From The Colorado River Conservation District:
After a winter of near-average snowfall, Mother Nature put the brakes on Western Colorado’s snowpack beginning in mid-March. As a result, the snowpack withered prematurely and West Slope runoff has suffered, a fact compounded by the lack of subsequent spring moisture. The Gunnison River peaked in mid-May and the Colorado River peak is expected this week.
According to the Colorado River District, Western Colorado’s hot and dry summer and fall of 2019 set a poor stage for whatever snow was to come, especially in the Gunnison and San Juan basins. Dry soils absorb snowmelt before streams benefit. Lack of precipitation and high winds at the end of this past winter further decimated the conversion of snow to water supply.
“We are now in year 20 of an extended dry period that we should start accepting as the new normal,” said Andy Mueller, general manager of the Colorado River District. “Warmer temperatures, dry soils and disappointing spring and summer moisture are defining how we look at future policies to determine how best to protect Western Colorado water security.”
The bright spots for West Slope water supply continue to be in Grand and Summit counties, where the best snowpack peaked above average in mid-April and continues to be above-average for this time of the year, feeding the Upper Colorado River reservoirs such as Dillon, Green Mountain, Wolford Mountain and Granby.

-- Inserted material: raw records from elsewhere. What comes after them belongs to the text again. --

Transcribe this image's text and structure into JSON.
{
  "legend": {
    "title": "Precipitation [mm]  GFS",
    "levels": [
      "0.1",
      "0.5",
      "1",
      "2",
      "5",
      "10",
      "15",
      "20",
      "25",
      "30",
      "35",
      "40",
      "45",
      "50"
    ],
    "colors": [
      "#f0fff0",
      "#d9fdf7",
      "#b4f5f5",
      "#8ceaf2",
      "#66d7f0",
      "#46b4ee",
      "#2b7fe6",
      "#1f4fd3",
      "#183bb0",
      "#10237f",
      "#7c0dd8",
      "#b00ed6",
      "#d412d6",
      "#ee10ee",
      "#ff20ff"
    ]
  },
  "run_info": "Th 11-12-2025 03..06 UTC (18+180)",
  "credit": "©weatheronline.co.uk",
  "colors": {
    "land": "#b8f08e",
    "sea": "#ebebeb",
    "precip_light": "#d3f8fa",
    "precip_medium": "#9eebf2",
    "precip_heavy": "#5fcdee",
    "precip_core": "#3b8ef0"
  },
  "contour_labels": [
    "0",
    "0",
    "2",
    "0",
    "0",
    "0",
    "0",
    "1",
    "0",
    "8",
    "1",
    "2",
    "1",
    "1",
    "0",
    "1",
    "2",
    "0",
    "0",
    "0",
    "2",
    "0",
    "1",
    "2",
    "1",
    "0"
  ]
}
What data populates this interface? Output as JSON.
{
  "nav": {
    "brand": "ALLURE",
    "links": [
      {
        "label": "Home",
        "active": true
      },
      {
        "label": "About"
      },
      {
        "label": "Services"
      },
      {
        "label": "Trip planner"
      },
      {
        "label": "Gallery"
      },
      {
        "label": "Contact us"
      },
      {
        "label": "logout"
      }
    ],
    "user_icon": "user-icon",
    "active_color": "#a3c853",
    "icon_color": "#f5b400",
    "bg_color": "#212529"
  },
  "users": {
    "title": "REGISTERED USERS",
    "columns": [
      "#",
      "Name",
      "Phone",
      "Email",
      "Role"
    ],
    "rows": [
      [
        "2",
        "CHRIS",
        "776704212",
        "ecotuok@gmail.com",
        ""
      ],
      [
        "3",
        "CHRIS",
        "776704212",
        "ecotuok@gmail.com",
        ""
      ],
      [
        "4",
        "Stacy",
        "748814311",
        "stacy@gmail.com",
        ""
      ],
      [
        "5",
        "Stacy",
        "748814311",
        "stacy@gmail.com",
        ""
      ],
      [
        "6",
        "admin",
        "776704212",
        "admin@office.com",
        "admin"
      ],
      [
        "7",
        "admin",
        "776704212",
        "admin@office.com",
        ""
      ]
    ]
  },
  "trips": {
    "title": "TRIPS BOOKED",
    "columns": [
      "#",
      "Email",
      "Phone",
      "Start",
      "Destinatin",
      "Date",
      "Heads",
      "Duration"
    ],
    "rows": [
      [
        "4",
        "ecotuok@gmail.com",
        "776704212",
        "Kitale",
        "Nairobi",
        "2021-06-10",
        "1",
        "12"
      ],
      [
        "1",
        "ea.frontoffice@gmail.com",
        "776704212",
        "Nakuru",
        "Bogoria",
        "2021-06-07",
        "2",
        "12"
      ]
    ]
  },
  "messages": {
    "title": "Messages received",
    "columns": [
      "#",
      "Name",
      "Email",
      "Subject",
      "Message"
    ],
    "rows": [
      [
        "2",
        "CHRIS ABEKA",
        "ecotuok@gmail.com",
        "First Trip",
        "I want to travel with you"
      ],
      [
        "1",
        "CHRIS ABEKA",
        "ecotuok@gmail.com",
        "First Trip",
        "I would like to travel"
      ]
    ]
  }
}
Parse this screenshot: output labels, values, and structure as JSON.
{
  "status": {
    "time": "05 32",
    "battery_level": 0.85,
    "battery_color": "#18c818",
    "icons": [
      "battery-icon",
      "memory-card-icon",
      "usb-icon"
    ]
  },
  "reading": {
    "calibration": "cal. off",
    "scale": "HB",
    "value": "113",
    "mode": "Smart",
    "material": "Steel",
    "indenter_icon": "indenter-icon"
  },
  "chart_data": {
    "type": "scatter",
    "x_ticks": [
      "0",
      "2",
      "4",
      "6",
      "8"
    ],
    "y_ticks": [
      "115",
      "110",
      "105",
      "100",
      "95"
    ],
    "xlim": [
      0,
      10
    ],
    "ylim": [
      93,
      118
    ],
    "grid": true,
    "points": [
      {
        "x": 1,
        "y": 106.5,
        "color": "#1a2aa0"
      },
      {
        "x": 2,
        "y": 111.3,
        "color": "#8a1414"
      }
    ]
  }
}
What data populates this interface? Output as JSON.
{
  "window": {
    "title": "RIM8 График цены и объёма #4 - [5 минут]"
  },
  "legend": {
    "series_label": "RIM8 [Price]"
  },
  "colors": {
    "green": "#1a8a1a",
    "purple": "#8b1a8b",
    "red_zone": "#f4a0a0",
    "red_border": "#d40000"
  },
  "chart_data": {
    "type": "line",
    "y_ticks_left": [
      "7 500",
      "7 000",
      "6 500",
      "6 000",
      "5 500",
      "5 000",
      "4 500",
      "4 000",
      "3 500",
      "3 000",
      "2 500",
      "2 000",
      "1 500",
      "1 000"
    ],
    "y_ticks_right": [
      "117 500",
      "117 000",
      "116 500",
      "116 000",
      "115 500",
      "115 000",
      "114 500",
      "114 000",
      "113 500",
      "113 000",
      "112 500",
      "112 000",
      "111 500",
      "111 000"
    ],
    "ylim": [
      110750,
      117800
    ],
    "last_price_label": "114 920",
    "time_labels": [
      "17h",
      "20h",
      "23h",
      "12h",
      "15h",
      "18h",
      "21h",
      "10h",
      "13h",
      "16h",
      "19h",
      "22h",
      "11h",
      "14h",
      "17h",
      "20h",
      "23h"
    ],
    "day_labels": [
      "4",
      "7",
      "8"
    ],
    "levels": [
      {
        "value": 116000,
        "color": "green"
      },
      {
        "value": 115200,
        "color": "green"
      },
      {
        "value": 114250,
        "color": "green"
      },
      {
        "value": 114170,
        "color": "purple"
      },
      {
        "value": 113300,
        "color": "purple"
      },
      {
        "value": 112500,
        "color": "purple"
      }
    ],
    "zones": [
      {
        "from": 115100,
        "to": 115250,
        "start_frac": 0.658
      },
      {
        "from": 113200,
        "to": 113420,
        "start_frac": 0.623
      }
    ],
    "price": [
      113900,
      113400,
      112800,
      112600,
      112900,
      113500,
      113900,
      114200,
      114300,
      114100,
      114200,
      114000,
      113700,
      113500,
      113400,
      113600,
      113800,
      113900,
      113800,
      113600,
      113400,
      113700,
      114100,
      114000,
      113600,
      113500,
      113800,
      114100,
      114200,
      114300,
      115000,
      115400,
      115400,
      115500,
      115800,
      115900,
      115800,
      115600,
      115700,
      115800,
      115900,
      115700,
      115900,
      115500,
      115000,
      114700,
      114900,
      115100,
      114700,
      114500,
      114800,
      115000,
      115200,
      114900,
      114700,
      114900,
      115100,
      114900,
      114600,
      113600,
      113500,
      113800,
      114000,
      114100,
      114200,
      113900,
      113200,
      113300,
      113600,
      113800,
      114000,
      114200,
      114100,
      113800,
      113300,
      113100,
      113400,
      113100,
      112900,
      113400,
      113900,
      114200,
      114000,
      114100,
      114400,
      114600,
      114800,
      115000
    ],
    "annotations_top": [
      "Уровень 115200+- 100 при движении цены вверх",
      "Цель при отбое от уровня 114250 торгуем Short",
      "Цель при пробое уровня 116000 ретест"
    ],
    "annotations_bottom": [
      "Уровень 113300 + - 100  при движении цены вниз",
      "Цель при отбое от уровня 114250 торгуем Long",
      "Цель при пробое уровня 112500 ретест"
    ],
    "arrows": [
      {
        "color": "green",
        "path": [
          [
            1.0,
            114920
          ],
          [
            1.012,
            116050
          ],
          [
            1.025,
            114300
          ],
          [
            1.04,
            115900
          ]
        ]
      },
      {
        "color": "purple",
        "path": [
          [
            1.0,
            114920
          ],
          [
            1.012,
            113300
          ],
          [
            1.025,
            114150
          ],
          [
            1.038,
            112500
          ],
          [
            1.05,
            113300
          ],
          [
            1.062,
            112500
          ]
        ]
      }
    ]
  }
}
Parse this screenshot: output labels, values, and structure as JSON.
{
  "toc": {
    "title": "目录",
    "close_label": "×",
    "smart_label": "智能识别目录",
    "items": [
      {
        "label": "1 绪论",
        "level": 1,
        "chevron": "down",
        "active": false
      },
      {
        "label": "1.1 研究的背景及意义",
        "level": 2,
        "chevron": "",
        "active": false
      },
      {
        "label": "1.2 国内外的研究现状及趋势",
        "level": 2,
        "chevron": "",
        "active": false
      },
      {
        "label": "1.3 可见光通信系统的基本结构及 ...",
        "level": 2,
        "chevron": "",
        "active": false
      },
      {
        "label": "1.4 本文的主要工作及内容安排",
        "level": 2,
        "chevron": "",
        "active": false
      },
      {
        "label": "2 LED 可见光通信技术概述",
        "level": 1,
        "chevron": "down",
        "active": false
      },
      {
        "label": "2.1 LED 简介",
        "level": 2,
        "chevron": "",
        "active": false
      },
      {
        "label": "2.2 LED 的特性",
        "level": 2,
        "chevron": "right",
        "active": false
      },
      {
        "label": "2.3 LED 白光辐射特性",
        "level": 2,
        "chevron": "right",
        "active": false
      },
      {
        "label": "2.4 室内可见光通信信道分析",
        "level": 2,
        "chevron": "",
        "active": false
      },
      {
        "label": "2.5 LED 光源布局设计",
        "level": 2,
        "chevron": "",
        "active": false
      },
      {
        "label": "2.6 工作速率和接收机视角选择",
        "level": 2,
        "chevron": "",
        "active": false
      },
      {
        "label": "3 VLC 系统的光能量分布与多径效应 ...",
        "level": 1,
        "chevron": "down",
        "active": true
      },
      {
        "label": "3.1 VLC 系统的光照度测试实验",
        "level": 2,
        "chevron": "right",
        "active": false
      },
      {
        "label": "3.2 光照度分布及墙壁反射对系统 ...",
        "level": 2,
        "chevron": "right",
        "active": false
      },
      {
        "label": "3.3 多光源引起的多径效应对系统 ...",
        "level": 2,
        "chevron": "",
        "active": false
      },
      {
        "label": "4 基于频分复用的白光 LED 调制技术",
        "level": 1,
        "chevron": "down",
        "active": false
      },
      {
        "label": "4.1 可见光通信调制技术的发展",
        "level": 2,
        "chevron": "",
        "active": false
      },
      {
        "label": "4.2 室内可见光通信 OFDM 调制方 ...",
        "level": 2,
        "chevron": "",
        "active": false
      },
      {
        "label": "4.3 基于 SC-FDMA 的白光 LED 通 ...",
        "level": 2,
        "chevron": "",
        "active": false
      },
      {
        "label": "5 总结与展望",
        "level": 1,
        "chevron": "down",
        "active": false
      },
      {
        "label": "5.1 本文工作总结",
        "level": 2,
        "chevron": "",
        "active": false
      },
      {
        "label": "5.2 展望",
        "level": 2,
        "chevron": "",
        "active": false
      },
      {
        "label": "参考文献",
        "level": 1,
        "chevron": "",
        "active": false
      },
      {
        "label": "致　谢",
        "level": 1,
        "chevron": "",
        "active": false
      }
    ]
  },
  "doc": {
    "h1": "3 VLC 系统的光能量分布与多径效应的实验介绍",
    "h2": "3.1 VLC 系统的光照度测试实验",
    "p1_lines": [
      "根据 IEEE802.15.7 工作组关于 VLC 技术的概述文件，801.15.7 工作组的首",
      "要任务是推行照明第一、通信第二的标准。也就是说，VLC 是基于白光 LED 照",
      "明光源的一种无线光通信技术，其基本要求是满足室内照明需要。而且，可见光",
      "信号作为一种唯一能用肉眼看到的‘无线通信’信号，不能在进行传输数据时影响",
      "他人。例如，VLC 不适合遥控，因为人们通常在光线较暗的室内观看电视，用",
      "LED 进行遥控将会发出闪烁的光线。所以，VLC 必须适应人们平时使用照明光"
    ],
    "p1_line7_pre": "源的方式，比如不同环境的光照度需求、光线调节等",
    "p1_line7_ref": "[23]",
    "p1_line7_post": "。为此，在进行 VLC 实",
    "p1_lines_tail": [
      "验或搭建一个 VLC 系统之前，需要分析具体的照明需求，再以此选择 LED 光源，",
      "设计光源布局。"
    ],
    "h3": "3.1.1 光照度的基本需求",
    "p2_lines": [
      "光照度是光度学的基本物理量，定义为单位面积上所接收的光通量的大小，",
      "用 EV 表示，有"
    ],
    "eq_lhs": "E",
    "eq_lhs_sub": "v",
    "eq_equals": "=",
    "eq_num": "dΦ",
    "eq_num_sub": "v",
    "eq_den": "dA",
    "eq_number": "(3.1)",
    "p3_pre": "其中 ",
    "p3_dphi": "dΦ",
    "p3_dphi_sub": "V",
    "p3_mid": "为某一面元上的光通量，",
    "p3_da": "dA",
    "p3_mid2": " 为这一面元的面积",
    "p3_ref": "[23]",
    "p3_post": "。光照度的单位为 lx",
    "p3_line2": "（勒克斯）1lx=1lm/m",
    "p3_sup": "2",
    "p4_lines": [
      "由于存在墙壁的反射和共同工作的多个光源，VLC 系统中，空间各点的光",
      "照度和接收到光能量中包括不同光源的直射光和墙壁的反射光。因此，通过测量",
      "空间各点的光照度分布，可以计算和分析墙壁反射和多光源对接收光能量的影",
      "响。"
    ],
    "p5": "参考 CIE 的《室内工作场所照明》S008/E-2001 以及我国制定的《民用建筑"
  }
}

The situation is much different to the west and the south with below normal snowpack and seasonal runoff forecasts that approached half of what is normally expected in the Grand Mesa zone above the Grand Valley and lower Delta County. The same holds for the greater Gunnison, Uncompahgre and San Juan river basins.
The Western Water Assessment, based at the University of Colorado-Boulder, reported that a “very dry” April in Utah and southern Colorado spurred snowmelt, while northern Colorado benefited from near- average precipitation and near- to below-average temperatures. Summer temperatures are expected to be well above average with near-average precipitation, although important seasonal monsoonal rain activity is difficult to predict.
Western Colorado contributes about 70% of inflows into Lake Powell, where the total April to July runoff forecast has now fallen to 56% of normal at 4 million acre-feet. Contributions from the Green River through Utah and Wyoming are not anticipated to be enough to offset Western Colorado’s dryness. San Juan Basin runoff is expected to be less than 50% of normal.
The accumulation of snowfall and associated runoff records over time inform water planners about drought or wet trends. Unfortunately, with fifty-six percent of normal runoff into Powell, the drought that started in 2000 continues through 2020. Lake Powell was last full in 1999. It’s just about half full currently.
Here are some reservoir outlooks throughout the Colorado River District:
− On the Colorado mainstem, Granby and Green Mountain reservoirs are expected to fill. Wolford Mountain, owned and operated by the Colorado River District, is already full.
− Ruedi Reservoir is projected to fill.
− Elkhead Reservoir and Stagecoach Reservoir in the Yampa Basin will fill.
− Blue Mesa Reservoir in the Gunnison Basin will hit 75% full due to inflows that are 54% of normal.
− Ridgway Reservoir and Taylor Park reservoirs will reach 90% capacity, with forecasted seasonal inflows of 54% and 70%, respectively.
River peaks are another data point of interest to many:
− The Gunnison River peaked on May 19 at about 5,000 cubic feet a second at the Whitewater gauge near Grand Junction.
− The Colorado River will peak this week at Cameo at about 12,900 cubic feet a second, with flows aided by upstream reservoir releases to support endangered fish habitat.
− The Yampa River near Deer lodge Park may already have seen its peak at about 13,400 cubic feet a second in early May.